═══ DATA SHOWN ═══

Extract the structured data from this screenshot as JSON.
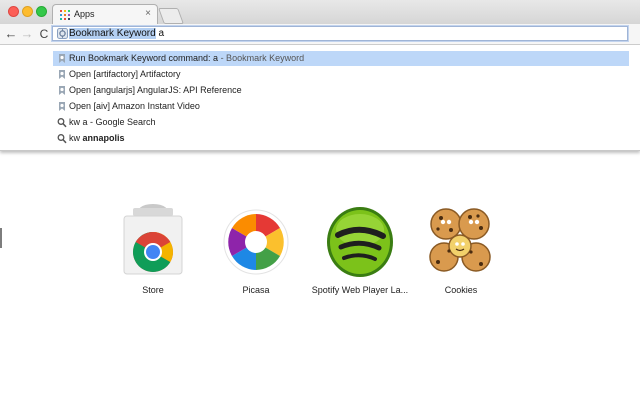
{
  "window": {
    "tab_title": "Apps",
    "tab_close": "×"
  },
  "toolbar": {
    "back_icon": "←",
    "forward_icon": "→",
    "reload_icon": "C",
    "omnibox": {
      "keyword_text": "Bookmark Keyword",
      "query_text": " a"
    }
  },
  "suggestions": [
    {
      "icon": "bookmark-keyword-icon",
      "main": "Run Bookmark Keyword command: a",
      "desc": " - Bookmark Keyword",
      "selected": true
    },
    {
      "icon": "bookmark-keyword-icon",
      "main": "Open [artifactory] Artifactory",
      "desc": "",
      "selected": false
    },
    {
      "icon": "bookmark-keyword-icon",
      "main": "Open [angularjs] AngularJS: API Reference",
      "desc": "",
      "selected": false
    },
    {
      "icon": "bookmark-keyword-icon",
      "main": "Open [aiv] Amazon Instant Video",
      "desc": "",
      "selected": false
    },
    {
      "icon": "search-icon",
      "main": "kw a - Google Search",
      "desc": "",
      "selected": false
    },
    {
      "icon": "search-icon",
      "prefix": "kw ",
      "emphasis": "annapolis",
      "selected": false
    }
  ],
  "apps": [
    {
      "label": "Store",
      "icon": "chrome-web-store-icon"
    },
    {
      "label": "Picasa",
      "icon": "picasa-icon"
    },
    {
      "label": "Spotify Web Player La...",
      "icon": "spotify-icon"
    },
    {
      "label": "Cookies",
      "icon": "cookies-icon"
    }
  ]
}
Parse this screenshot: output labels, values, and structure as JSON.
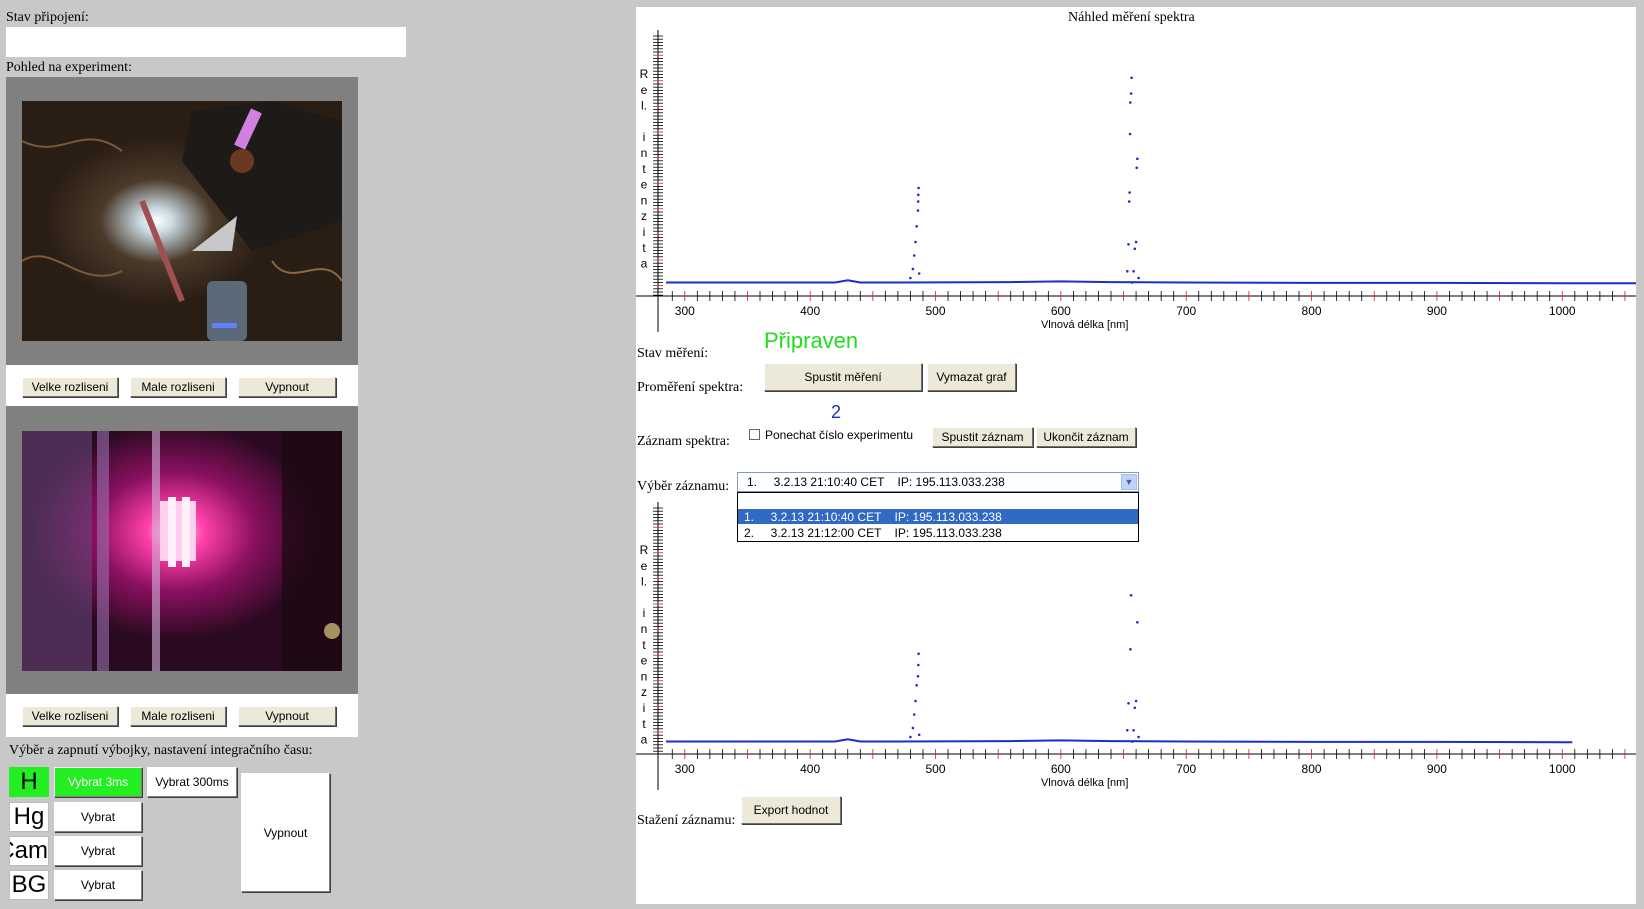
{
  "connection": {
    "label": "Stav připojení:",
    "value": ""
  },
  "camera": {
    "label": "Pohled na experiment:",
    "high_res_label": "Velke rozliseni",
    "low_res_label": "Male rozliseni",
    "off_label": "Vypnout"
  },
  "lamps": {
    "title": "Výběr a zapnutí výbojky, nastavení integračního času:",
    "items": [
      {
        "name": "H",
        "button": "Vybrat 3ms",
        "active": true
      },
      {
        "name": "Hg",
        "button": "Vybrat",
        "active": false
      },
      {
        "name": "Cam",
        "button": "Vybrat",
        "active": false
      },
      {
        "name": "BG",
        "button": "Vybrat",
        "active": false
      }
    ],
    "alt_button": "Vybrat 300ms",
    "off_button": "Vypnout",
    "active_color": "#22ee22"
  },
  "chart_title": "Náhled měření spektra",
  "measurement": {
    "status_label": "Stav měření:",
    "status_value": "Připraven",
    "status_color": "#22dd22",
    "spectrum_label": "Proměření spektra:",
    "start_button": "Spustit měření",
    "clear_button": "Vymazat graf"
  },
  "recording": {
    "label": "Záznam spektra:",
    "experiment_number": "2",
    "keep_checkbox_label": "Ponechat číslo experimentu",
    "keep_checked": false,
    "start_button": "Spustit záznam",
    "stop_button": "Ukončit záznam"
  },
  "record_select": {
    "label": "Výběr záznamu:",
    "selected": "1.     3.2.13 21:10:40 CET    IP: 195.113.033.238",
    "options": [
      "1.     3.2.13 21:10:40 CET    IP: 195.113.033.238",
      "2.     3.2.13 21:12:00 CET    IP: 195.113.033.238"
    ],
    "highlight_color": "#316ac5"
  },
  "download": {
    "label": "Stažení záznamu:",
    "export_button": "Export hodnot"
  },
  "chart_data": [
    {
      "type": "line",
      "title": "Náhled měření spektra",
      "xlabel": "Vlnová délka [nm]",
      "ylabel": "Rel. intenzita",
      "ylabel_chars": [
        "R",
        "e",
        "l.",
        "",
        "i",
        "n",
        "t",
        "e",
        "n",
        "z",
        "i",
        "t",
        "a"
      ],
      "x_ticks": [
        300,
        400,
        500,
        600,
        700,
        800,
        900,
        1000
      ],
      "xlim": [
        285,
        1066
      ],
      "ylim": [
        0,
        1.0
      ],
      "line_color": "#1a2ec8",
      "baseline": [
        [
          285,
          0.02
        ],
        [
          420,
          0.02
        ],
        [
          430,
          0.03
        ],
        [
          435,
          0.025
        ],
        [
          440,
          0.02
        ],
        [
          470,
          0.02
        ],
        [
          560,
          0.022
        ],
        [
          600,
          0.025
        ],
        [
          640,
          0.022
        ],
        [
          700,
          0.02
        ],
        [
          800,
          0.018
        ],
        [
          900,
          0.018
        ],
        [
          1000,
          0.017
        ],
        [
          1066,
          0.017
        ]
      ],
      "peak_points": [
        [
          480,
          0.04
        ],
        [
          482,
          0.08
        ],
        [
          483,
          0.14
        ],
        [
          484,
          0.2
        ],
        [
          485,
          0.27
        ],
        [
          486,
          0.34
        ],
        [
          486.2,
          0.38
        ],
        [
          486.3,
          0.41
        ],
        [
          486.5,
          0.44
        ],
        [
          487,
          0.06
        ],
        [
          653,
          0.07
        ],
        [
          654,
          0.19
        ],
        [
          654.5,
          0.38
        ],
        [
          654.8,
          0.42
        ],
        [
          655.2,
          0.68
        ],
        [
          655.4,
          0.82
        ],
        [
          656,
          0.86
        ],
        [
          656.4,
          0.93
        ],
        [
          657,
          0.02
        ],
        [
          658,
          0.07
        ],
        [
          659,
          0.17
        ],
        [
          660,
          0.2
        ],
        [
          660.5,
          0.53
        ],
        [
          661,
          0.57
        ],
        [
          662,
          0.04
        ]
      ]
    },
    {
      "type": "line",
      "xlabel": "Vlnová délka [nm]",
      "ylabel": "Rel. intenzita",
      "ylabel_chars": [
        "R",
        "e",
        "l.",
        "",
        "i",
        "n",
        "t",
        "e",
        "n",
        "z",
        "i",
        "t",
        "a"
      ],
      "x_ticks": [
        300,
        400,
        500,
        600,
        700,
        800,
        900,
        1000
      ],
      "xlim": [
        285,
        1066
      ],
      "xmax_data": 1008,
      "ylim": [
        0,
        1.0
      ],
      "line_color": "#1a2ec8",
      "baseline": [
        [
          285,
          0.02
        ],
        [
          420,
          0.02
        ],
        [
          430,
          0.03
        ],
        [
          435,
          0.025
        ],
        [
          440,
          0.02
        ],
        [
          470,
          0.02
        ],
        [
          560,
          0.022
        ],
        [
          600,
          0.025
        ],
        [
          640,
          0.022
        ],
        [
          700,
          0.02
        ],
        [
          800,
          0.018
        ],
        [
          900,
          0.018
        ],
        [
          1000,
          0.017
        ],
        [
          1008,
          0.017
        ]
      ],
      "peak_points": [
        [
          480,
          0.04
        ],
        [
          482,
          0.08
        ],
        [
          483,
          0.14
        ],
        [
          484,
          0.2
        ],
        [
          485,
          0.27
        ],
        [
          486,
          0.31
        ],
        [
          486.3,
          0.36
        ],
        [
          486.5,
          0.41
        ],
        [
          487,
          0.05
        ],
        [
          653,
          0.07
        ],
        [
          654,
          0.19
        ],
        [
          655.5,
          0.43
        ],
        [
          656,
          0.67
        ],
        [
          657,
          0.02
        ],
        [
          658,
          0.07
        ],
        [
          659,
          0.17
        ],
        [
          660,
          0.2
        ],
        [
          661,
          0.55
        ],
        [
          662,
          0.04
        ]
      ]
    }
  ]
}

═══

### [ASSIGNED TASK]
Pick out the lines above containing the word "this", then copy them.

### [TASK OUTPUT]
Extract the structured data from this screenshot as JSON.
Parse this screenshot: output labels, values, and structure as JSON.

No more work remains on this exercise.